Start of Supplied data
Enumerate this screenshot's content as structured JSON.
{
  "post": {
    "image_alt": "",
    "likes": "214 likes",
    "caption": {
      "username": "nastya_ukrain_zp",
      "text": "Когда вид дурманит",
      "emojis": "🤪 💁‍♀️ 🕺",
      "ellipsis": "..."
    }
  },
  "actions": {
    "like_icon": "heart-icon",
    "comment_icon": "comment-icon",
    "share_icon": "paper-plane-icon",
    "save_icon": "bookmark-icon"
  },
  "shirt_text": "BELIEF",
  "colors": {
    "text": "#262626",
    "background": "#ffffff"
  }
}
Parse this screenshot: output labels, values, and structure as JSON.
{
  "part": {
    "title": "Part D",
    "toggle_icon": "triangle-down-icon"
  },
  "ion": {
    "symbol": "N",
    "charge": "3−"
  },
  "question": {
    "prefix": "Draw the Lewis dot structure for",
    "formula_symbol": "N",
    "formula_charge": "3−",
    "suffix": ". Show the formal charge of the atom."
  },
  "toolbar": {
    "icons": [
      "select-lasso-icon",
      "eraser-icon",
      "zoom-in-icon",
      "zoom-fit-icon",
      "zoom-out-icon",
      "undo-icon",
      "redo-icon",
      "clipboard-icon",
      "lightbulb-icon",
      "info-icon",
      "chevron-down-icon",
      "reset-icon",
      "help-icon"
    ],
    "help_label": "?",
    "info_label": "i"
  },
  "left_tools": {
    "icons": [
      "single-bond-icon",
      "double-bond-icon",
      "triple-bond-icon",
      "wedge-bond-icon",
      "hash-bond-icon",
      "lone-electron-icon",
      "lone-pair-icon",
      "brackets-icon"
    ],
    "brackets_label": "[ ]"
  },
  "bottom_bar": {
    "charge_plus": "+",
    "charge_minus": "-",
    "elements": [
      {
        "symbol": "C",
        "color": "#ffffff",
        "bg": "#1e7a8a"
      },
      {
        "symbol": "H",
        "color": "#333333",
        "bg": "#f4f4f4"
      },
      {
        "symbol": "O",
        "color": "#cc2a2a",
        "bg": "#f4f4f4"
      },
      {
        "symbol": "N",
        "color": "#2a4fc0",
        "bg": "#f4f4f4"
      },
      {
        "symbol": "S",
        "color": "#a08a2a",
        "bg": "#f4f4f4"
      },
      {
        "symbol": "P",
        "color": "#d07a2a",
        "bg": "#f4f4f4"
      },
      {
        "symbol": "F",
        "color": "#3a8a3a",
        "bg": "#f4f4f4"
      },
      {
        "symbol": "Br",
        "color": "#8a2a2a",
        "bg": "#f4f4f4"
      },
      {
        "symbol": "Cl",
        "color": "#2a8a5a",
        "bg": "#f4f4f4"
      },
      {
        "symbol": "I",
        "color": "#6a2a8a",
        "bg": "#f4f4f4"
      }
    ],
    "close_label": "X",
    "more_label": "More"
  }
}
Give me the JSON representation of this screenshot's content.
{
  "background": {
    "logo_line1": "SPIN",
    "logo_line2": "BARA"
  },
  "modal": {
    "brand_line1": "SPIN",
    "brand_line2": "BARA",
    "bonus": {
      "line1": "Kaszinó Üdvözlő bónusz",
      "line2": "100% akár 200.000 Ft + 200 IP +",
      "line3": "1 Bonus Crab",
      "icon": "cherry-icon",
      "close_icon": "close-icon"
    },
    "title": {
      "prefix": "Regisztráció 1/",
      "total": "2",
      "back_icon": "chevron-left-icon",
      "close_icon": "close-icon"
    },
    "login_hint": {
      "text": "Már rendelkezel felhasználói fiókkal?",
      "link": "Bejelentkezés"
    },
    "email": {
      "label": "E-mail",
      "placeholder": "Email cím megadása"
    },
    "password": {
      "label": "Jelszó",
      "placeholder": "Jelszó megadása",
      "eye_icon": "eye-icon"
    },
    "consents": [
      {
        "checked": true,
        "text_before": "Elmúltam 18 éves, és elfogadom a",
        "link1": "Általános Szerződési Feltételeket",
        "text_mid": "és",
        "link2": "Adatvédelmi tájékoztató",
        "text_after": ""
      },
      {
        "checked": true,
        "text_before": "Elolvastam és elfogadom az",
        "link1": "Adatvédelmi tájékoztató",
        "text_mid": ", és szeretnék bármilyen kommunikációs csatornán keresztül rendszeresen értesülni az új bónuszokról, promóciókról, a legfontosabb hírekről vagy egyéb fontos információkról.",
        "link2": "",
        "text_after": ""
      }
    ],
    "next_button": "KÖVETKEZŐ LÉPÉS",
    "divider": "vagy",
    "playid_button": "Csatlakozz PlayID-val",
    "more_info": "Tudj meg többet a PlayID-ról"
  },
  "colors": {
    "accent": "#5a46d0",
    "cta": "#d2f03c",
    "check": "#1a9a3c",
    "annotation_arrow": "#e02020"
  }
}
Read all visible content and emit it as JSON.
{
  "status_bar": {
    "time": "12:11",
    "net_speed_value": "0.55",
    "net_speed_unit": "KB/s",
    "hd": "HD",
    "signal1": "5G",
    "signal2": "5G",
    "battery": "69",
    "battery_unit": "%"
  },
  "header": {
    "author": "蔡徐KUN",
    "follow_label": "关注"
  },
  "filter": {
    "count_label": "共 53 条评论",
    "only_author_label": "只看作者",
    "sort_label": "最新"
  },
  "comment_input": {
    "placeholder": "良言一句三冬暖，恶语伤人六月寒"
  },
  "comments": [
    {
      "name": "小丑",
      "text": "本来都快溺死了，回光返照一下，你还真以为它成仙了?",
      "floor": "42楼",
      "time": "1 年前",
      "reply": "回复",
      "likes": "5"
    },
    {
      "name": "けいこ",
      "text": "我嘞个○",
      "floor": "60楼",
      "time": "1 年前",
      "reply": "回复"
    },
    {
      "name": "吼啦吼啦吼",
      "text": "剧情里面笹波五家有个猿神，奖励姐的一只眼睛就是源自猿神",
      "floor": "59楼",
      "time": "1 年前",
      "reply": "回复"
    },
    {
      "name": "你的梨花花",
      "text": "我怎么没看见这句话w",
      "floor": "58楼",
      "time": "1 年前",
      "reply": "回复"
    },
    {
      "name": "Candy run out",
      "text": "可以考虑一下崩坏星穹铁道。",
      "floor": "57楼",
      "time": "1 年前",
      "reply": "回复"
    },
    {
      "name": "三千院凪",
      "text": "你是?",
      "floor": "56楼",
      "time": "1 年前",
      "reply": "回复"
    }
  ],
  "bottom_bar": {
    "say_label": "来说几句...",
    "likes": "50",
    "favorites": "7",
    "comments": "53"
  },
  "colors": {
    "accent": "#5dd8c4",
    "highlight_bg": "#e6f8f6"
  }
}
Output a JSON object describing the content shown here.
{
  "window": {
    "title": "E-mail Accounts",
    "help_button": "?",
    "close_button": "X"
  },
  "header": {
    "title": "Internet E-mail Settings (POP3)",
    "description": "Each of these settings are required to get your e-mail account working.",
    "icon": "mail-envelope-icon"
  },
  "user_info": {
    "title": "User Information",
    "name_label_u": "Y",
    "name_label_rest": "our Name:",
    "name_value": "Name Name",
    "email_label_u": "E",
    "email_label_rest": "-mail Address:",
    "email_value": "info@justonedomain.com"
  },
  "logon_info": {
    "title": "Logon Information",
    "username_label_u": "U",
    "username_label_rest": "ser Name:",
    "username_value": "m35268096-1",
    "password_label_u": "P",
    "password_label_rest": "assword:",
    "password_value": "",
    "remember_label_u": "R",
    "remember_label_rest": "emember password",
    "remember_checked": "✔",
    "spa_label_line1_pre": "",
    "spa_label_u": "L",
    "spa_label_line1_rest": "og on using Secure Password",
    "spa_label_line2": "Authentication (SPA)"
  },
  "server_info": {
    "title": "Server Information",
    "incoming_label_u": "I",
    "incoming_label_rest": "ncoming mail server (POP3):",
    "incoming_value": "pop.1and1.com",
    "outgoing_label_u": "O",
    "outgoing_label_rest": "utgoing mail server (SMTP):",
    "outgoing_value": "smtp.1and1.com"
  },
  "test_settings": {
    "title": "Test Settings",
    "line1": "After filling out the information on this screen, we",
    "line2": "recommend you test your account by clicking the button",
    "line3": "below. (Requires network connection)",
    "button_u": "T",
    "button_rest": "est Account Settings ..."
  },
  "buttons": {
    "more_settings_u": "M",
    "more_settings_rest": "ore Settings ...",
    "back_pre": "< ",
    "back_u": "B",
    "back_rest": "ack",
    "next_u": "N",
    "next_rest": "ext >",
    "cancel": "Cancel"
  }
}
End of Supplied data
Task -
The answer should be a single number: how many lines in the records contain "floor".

Task output -
6